There has been a lot of discussion over mapping errors and lack of detail in iOS Maps, so much so that Tim Cook issued an apology. In the United States at least, I believe this is mostly being made into a bigger deal than it is. Let me be very clear, as a whole, Google Maps is a better product than iOS Maps.
I don’t think anyone really expected iOS maps to exceed the quality of Google Maps. Google has been in the mapping business for 7 years and has spent countless hours refining the data both through in-person ground crews, user location data and user error submissions. Anyone who expected Apple to top that either has exceedingly high expectations of Apple or unbelievably low respect for what Google has accomplished.
The world is a big place; the idea that anyone can be expected to map it flawlessly at the level of detail modern mapping solutions provide is a pretty bold idea. I’ve come across the following three examples, two from Google and one from Apple’s mapping solution, that I’ve experienced in the past month. I did not seek out these errors they found me.
First and foremost, Google does not know where I live. Every other mapping solution I’ve used gets it correct or at least identifies the correct road. Bing, Mapquest, iOS Maps, VZW Navigator, Garmin all stop you at my driveway. Google will put you about 4 miles away. I blame the city planners for this a lot more than I do Google, but still others get it right.
Now for a more detailed example. I was using Google maps to get an estimate of how long it was going to take me to get somewhere and it told me a number that seemed unreasonable. I then noticed that it was taking me a really odd route. The picture on the left shows Google’s proposed route which involves an approximately 10 mile detour. The core of this problem appears to be that the routing engine believe’s the bridge is one way. Zooming in on the image, will display bi-directional arrows across the bridge, but for some reason Google will not route you across it.
Here you can see that iOS has mapped a more logical route directly across the bridge. I will argue this is a pretty glaring error to put someone 10 miles out their way, in this specific example it would nearly double your trip length.
The intersection around this bridge is a mess and is under major construction so the route will be changing and I’m sure Google will eventually figure it out. But this serves an example where iOS data is superior to Google data.
Apple’s error is a lot less complicated and a lot more dangerous. They have connected a cul-de-sac to an adjacent road through some trees and a pool in someone’s yard. In the following screenshots I have dropped a pin and then toggled the view mode of the map between Standard and Hybrid.
Why would Apple Switch?
It’s no secret that Apple and Google are in the midst of a rough patch in their relationship. So is Apple sacrificing the end user experience just to punish Google? I don’t believe the answer is clear-cut either way. Clearly the map quality on iOS devices has been reduced so the user experience has clearly been negatively affected in that way. However the launch of the new mapping application also includes turn-by-turn navigation that users have been wanting and competing Android devices have had for a year or more. It’s rumored that Apple and Google couldn’t come to terms on Google providing this sought-after feature.

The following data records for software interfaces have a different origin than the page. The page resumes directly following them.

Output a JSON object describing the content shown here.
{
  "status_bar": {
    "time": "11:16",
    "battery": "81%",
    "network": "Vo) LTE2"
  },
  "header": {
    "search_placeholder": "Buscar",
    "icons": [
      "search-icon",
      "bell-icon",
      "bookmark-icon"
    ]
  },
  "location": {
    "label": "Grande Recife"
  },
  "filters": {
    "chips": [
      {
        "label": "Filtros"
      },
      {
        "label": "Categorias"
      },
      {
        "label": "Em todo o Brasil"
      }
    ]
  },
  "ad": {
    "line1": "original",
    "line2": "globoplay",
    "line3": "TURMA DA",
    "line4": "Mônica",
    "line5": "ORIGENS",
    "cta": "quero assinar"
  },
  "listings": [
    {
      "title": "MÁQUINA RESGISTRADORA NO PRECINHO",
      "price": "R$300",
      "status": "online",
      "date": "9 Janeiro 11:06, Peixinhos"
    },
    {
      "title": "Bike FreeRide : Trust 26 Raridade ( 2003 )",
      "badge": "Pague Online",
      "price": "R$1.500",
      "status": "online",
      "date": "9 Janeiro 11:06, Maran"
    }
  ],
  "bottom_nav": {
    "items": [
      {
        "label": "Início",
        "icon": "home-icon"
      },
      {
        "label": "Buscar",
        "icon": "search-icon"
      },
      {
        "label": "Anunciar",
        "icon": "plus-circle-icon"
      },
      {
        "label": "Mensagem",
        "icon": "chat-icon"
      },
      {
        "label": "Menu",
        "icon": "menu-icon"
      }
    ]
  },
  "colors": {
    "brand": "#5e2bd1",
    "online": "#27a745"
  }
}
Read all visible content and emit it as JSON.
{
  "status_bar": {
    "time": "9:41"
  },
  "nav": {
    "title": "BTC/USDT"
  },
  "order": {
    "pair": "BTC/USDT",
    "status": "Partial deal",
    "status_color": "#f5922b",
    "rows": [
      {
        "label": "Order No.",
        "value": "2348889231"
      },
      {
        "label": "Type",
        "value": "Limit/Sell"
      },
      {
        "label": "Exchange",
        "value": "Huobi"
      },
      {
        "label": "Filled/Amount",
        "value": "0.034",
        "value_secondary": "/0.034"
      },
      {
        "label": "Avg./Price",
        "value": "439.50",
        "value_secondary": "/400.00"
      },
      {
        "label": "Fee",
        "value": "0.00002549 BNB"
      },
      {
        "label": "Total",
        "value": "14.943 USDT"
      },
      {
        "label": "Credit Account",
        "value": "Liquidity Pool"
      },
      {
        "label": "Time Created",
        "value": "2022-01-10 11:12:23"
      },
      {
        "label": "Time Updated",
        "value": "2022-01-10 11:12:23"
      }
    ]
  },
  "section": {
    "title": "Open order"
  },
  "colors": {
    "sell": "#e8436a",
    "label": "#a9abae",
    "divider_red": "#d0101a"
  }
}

Does the gain of turn-by-turn out-weigh the mapping errors? I think that largely depends upon how you use your device. If you use it primarily to find locations prior to driving, Yes your user experience has been sacrificed by the fighting couple. If you use it to get directions while you’re driving the switch is probably a net gain.